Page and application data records
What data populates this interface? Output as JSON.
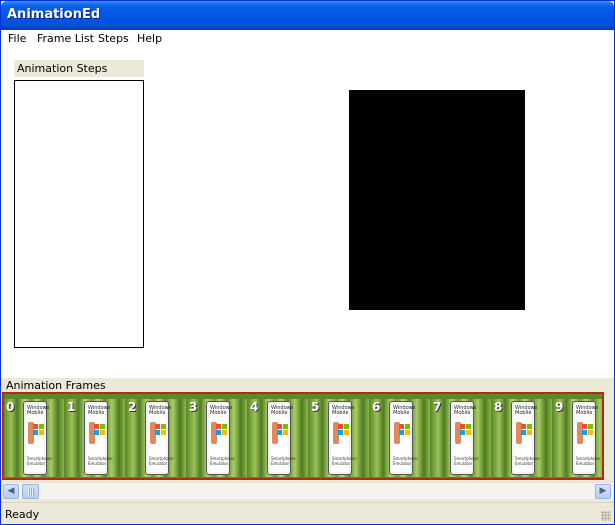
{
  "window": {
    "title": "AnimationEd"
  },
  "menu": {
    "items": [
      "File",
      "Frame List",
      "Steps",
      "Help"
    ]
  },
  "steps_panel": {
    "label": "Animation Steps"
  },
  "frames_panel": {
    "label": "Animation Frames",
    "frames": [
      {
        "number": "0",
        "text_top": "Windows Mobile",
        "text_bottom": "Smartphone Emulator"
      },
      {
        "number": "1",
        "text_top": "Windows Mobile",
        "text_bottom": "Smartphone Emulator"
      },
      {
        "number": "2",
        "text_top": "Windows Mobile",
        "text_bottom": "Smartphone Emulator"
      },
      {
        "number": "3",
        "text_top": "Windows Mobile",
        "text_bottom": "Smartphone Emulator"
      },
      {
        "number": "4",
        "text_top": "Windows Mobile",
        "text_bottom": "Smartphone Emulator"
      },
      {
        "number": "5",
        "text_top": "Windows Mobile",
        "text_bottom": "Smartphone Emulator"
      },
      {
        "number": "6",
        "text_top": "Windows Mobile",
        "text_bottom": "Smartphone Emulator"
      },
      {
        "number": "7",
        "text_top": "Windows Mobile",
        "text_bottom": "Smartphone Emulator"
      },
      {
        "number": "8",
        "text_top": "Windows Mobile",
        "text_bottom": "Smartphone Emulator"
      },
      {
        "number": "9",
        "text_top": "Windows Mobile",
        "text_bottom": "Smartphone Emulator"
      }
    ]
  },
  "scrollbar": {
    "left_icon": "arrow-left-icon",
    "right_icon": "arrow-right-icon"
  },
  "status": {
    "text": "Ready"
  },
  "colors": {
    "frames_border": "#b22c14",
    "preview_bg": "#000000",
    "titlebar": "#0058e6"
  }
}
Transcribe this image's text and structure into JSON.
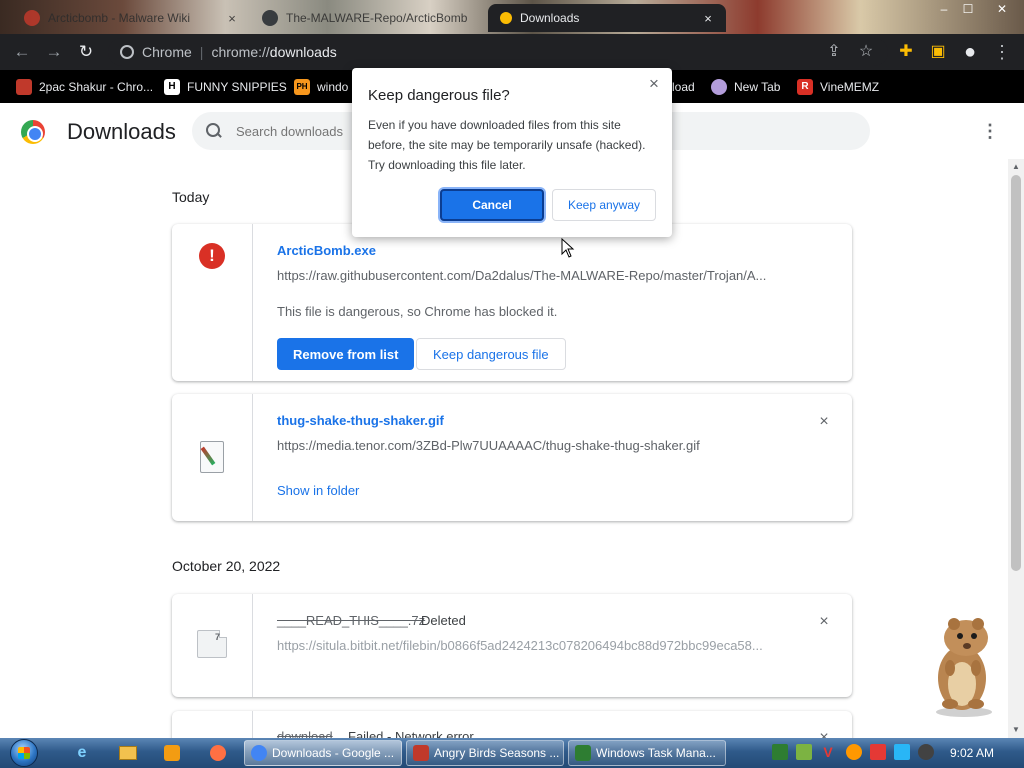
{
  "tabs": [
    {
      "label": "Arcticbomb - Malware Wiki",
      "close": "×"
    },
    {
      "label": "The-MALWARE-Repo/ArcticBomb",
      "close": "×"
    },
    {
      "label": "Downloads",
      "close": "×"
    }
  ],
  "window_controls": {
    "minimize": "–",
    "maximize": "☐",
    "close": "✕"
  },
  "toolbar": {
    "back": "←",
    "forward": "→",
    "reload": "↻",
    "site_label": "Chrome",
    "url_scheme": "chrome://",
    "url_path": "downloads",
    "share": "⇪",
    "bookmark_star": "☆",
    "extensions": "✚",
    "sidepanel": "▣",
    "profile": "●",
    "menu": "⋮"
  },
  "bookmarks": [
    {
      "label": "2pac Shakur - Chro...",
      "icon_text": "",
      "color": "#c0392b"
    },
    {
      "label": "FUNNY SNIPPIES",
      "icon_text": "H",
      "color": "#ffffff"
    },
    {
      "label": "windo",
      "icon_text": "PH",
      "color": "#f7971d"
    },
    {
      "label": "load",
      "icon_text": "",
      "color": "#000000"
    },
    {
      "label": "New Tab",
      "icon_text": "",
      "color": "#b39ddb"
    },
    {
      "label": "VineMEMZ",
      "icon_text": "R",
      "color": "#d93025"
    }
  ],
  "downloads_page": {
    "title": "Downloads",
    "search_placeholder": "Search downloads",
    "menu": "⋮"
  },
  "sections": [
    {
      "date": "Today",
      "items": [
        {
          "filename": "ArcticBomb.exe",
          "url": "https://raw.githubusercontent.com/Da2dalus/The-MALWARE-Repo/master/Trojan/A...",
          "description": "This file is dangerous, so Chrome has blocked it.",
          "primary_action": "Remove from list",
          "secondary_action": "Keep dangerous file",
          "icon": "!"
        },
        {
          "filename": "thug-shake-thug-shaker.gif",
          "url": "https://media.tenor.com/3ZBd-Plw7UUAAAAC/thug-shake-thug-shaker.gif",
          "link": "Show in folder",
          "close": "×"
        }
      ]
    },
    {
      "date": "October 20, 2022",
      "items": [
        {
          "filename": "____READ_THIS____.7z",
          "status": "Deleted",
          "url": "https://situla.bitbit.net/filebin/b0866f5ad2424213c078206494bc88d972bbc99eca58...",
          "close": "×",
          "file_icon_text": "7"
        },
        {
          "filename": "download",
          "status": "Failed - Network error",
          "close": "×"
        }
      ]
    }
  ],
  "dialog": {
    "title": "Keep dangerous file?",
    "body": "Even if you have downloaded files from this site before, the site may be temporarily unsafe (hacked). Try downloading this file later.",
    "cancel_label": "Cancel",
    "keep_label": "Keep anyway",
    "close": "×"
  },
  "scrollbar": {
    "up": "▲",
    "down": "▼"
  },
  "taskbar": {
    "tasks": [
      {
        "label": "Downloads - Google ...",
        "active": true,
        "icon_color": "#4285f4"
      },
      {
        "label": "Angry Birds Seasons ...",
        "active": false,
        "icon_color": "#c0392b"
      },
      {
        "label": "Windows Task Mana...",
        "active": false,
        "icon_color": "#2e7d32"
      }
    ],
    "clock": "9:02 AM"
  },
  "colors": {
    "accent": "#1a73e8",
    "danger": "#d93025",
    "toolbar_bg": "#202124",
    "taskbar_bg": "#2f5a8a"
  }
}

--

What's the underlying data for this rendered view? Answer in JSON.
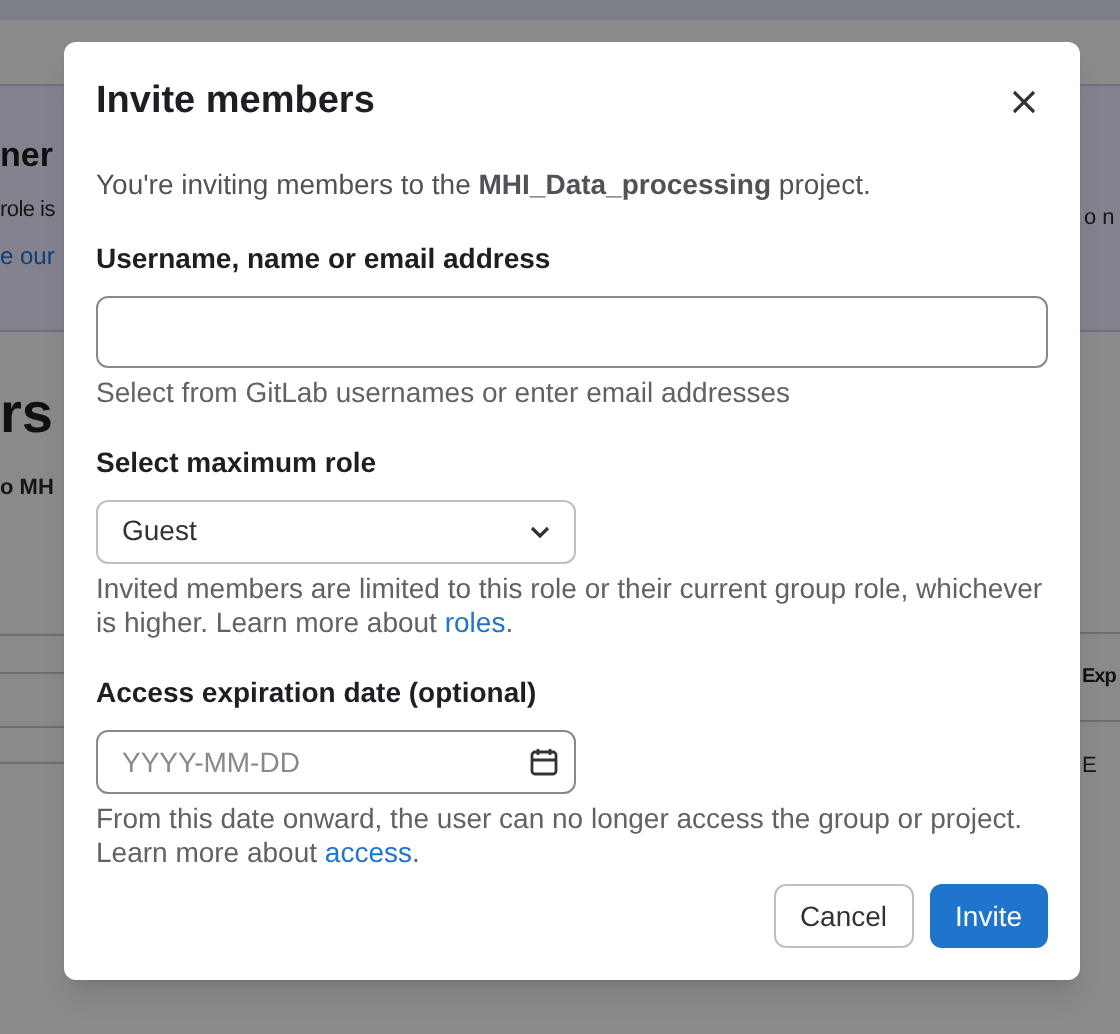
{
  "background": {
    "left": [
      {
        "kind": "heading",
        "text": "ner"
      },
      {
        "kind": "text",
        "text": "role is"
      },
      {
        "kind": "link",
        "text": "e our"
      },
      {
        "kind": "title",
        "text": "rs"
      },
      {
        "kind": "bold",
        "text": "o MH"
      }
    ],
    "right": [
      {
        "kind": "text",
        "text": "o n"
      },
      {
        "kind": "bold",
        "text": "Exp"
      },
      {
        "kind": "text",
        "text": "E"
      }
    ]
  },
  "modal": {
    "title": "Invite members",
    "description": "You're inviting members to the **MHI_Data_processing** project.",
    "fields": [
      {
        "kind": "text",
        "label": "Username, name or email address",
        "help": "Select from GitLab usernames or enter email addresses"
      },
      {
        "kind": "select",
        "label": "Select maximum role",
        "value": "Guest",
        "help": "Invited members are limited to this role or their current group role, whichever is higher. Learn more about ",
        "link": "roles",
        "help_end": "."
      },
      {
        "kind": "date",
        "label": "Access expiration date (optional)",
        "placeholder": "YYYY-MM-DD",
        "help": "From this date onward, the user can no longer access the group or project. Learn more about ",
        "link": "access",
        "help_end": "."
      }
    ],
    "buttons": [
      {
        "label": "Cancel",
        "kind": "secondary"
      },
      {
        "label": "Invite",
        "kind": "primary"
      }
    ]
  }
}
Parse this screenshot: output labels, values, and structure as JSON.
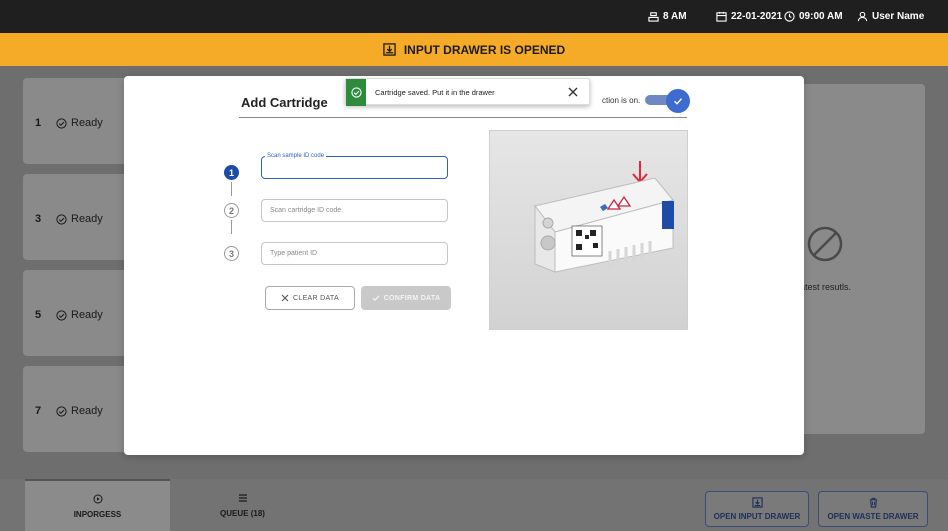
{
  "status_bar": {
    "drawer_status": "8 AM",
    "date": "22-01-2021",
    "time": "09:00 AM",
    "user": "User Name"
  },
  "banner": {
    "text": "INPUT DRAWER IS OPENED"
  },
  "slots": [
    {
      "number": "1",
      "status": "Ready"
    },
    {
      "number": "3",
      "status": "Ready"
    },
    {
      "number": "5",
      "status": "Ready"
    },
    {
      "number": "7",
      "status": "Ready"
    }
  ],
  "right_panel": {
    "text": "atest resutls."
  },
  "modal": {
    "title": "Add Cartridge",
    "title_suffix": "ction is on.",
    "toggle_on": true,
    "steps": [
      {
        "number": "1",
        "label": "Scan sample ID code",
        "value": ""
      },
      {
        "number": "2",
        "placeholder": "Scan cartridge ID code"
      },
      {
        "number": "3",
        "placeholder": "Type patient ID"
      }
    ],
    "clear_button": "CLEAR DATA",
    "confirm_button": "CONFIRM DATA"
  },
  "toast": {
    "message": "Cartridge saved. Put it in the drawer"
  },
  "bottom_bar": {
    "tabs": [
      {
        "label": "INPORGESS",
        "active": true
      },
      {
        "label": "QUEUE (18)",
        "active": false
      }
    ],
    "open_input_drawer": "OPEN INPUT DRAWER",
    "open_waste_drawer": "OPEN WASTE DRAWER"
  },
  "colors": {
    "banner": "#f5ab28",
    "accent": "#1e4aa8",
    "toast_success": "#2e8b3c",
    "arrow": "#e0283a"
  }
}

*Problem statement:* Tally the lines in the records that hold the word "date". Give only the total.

*Task solution:* 6